COLUMBUS, Ohio, Feb. 8 (UPI) -- U.S. researchers say a traditional Indian medicine for treating diabetes lowers blood sugar and insulin levels in a way similar to prescription drugs.
Researchers at Ohio State University gave extracts of the herb Salacia oblonga to 39 healthy adults who had fasted for 10 hours. The study participants were given different levels of the herb, which was served as a chilled beverage.
The largest dose decreased insulin levels by 29 percent and glucose levels by 23 percent, the researchers reported in the Journal of the American Dietetic Association.
Intestinal enzymes normally bond to carbohydrates and turn them to glucose, the sugar that circulates throughout the body. If the enzymes bond to Salacia oblonga instead, they produce less glucose, lowering blood glucose and insulin levels.
"Lowering blood glucose levels lowers the risk of disease-related complications in people with diabetes," wrote Steve Hertzler, co-author of the study. "Also, poor compliance with diabetes medications often hinders the effectiveness of these drugs. It may be easier to get someone to take an herb with food or in a beverage, as opposed to a pill."

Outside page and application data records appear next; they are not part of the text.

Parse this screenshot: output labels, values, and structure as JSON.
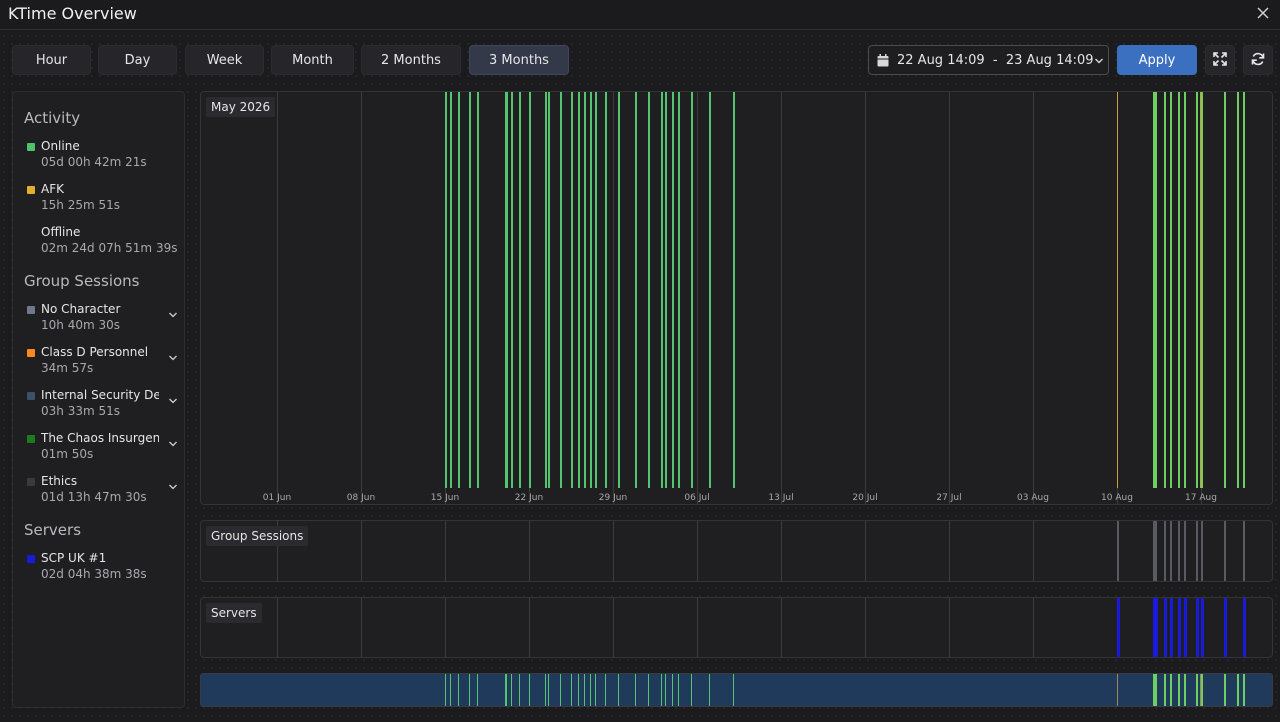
{
  "window": {
    "title": "KTime Overview"
  },
  "range_buttons": [
    {
      "label": "Hour",
      "active": false
    },
    {
      "label": "Day",
      "active": false
    },
    {
      "label": "Week",
      "active": false
    },
    {
      "label": "Month",
      "active": false
    },
    {
      "label": "2 Months",
      "active": false
    },
    {
      "label": "3 Months",
      "active": true
    }
  ],
  "date_range": {
    "value": "22 Aug 14:09  -  23 Aug 14:09",
    "icon": "calendar-icon"
  },
  "apply_label": "Apply",
  "sidebar": {
    "activity_title": "Activity",
    "activity": [
      {
        "label": "Online",
        "value": "05d 00h 42m 21s",
        "color": "#4cc36a"
      },
      {
        "label": "AFK",
        "value": "15h 25m 51s",
        "color": "#e0b02a"
      },
      {
        "label": "Offline",
        "value": "02m 24d 07h 51m 39s",
        "color": "#1f1f22"
      }
    ],
    "groups_title": "Group Sessions",
    "groups": [
      {
        "label": "No Character",
        "value": "10h 40m 30s",
        "color": "#6e7a8a"
      },
      {
        "label": "Class D Personnel",
        "value": "34m 57s",
        "color": "#ff8a1a"
      },
      {
        "label": "Internal Security Dep",
        "value": "03h 33m 51s",
        "color": "#3e5068"
      },
      {
        "label": "The Chaos Insurgenc",
        "value": "01m 50s",
        "color": "#1e7a1e"
      },
      {
        "label": "Ethics",
        "value": "01d 13h 47m 30s",
        "color": "#3a3a3a"
      }
    ],
    "servers_title": "Servers",
    "servers": [
      {
        "label": "SCP UK #1",
        "value": "02d 04h 38m 38s",
        "color": "#1a1adc"
      }
    ]
  },
  "timeline": {
    "month_label": "May 2026",
    "group_label": "Group Sessions",
    "servers_label": "Servers",
    "ticks": [
      "01 Jun",
      "08 Jun",
      "15 Jun",
      "22 Jun",
      "29 Jun",
      "06 Jul",
      "13 Jul",
      "20 Jul",
      "27 Jul",
      "03 Aug",
      "10 Aug",
      "17 Aug"
    ],
    "online_days": [
      14.0,
      14.4,
      15.1,
      16.0,
      16.7,
      19.0,
      19.1,
      19.5,
      20.2,
      21.0,
      22.3,
      22.6,
      23.6,
      24.5,
      25.1,
      25.6,
      26.1,
      26.5,
      27.3,
      28.4,
      29.8,
      30.9,
      32.0,
      32.3,
      32.9,
      33.4,
      34.5,
      36.0,
      38.0
    ],
    "afk_days": [
      70.0,
      76.9
    ],
    "online_late_days": [
      73.0,
      73.2,
      73.9,
      74.4,
      75.1,
      75.6,
      76.6,
      77.0,
      78.9,
      80.0,
      80.5
    ],
    "group_days": [
      70.0,
      73.0,
      73.2,
      73.9,
      74.4,
      75.1,
      75.6,
      76.6,
      77.0,
      78.9,
      80.5
    ],
    "server_days": [
      70.0,
      73.0,
      73.2,
      73.9,
      74.4,
      75.1,
      75.6,
      76.6,
      77.0,
      78.9,
      80.5
    ]
  }
}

Salacia oblonga is native to regions in India and Sri Lanka but is difficult to find in America.